The 2005 reform statutorily created an independent seven-person commission, appointed by diverse authorities, housed in the executive branch of government [“North Dakota Commission on Legal Counsel for Indigents” (CLCI)].  While CLCI members are required either to have experience representing criminal defendants or “demonstrated a commitment to quality representation in indigent defense matters,” the CLCI statute prohibits active judges, state’s attorneys, law enforcement, contract counsel or public defenders – or any employee of any of the above – from serving on the commission.

The CLCI is statutorily charged with developing standards governing the representation of indigent persons.  Specifically, CLCI must (and has) developed standards: defining indigency; prescribing “minimum experience, training, and other qualifications for contract counsel and public defenders”; and establishing procedures for the “evaluation of contract counsel and public defenders”; among others.  Indeed, CLCI is statutorily empowered to create any “standards considered necessary and appropriate to ensure the delivery of adequate indigent defense services.” All CLCI standards are available here.

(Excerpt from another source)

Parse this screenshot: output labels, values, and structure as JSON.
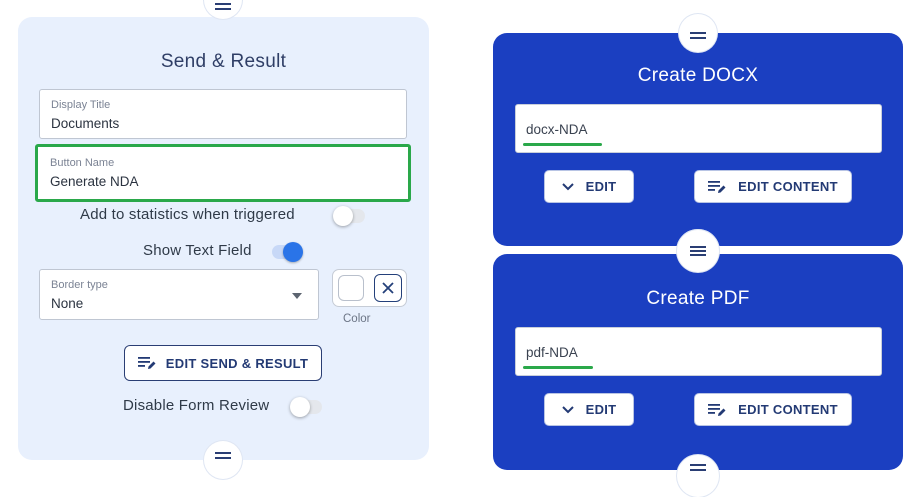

Recognizing the value of the American Bar Association’s, Ten Principles of a Public Defense Delivery System  (Principle 2) call for indigent defense systems to consist of both “a public defender office and the active participation of the private bar” wherever caseload is “sufficiently high,” CLCI is statutorily charged with establishing public defender offices anywhere in the state the commission considers “necessary and appropriate.”  Accordingly, CLCI has established six full-time public defender offices (Dickinson, Minot, Williston, Grand Forks, Fargo, and Bismarck) since 2005. Conflict cases in these six regions, as well as all indigent defense services in regions where there is no full-time public defender office, are handled by private counsel under contract to CLCI.

Though CLCI has the statutory authority to establish standards to control workload for both public defenders and contract counsel, they have not yet done so.   As is often the case with relatively new commissions with the authority to set caseload standards, CLCI has worked methodically to ensure that they have gathered sound objective data to support the need for such standards before rushing to adopt national workload standards that may or may not be appropriate given how the criminal justice system functions in North Dakota.

Back to the Oil Boom

As noted in an August 21, 2012 news report in the AM LAW Daily, it is not just the growing caseloads that is wreaking havoc on CLCI, but also a declining number of attorneys willing to work in northwestern North Dakota for the going rates.  Although the most recent American Bar Association report on assigned counsel compensation rates suggests that North Dakota’s $75/hour rate is above many other states’ assigned counsel rates, attorneys in North Dakota are refusing to renew indigent defense contracts when they could charge $250-300/hour writing “drilling opinions for oil companies.”

The oil business has also driven up the cost of living in the region.  Whereas a one-bedroom house rented for only $500/month in 2005, the AM Daily relates that the same house rents for $2,500/month today. As a result, CLCI has been unable to hire new attorneys to the region even given a salary of $69,000 per year.  Because of the lack of lawyers, CLCI has been forced to draw on resources from the public defender offices in relative proximity to where the need is highest.  The AM Daily recounts how one defender from the Minot office travels 127-miles each Monday to handle cases in the boom town of Williston, only to return Wednesday night to handles his duties in Minot on Thursday and Friday. Pulling resources from one area to another causes a domino effect whereby the workload of the other Minot defenders expands as they try to cover for the public defender handling Williston cases.

With support of the State Bar Association, justice advocates in North Dakota are relatively optimistic that new monies will be forthcoming for CLCI.  However, even new monies will not stem the issues if attorneys are unwilling to move to northwestern North Dakota.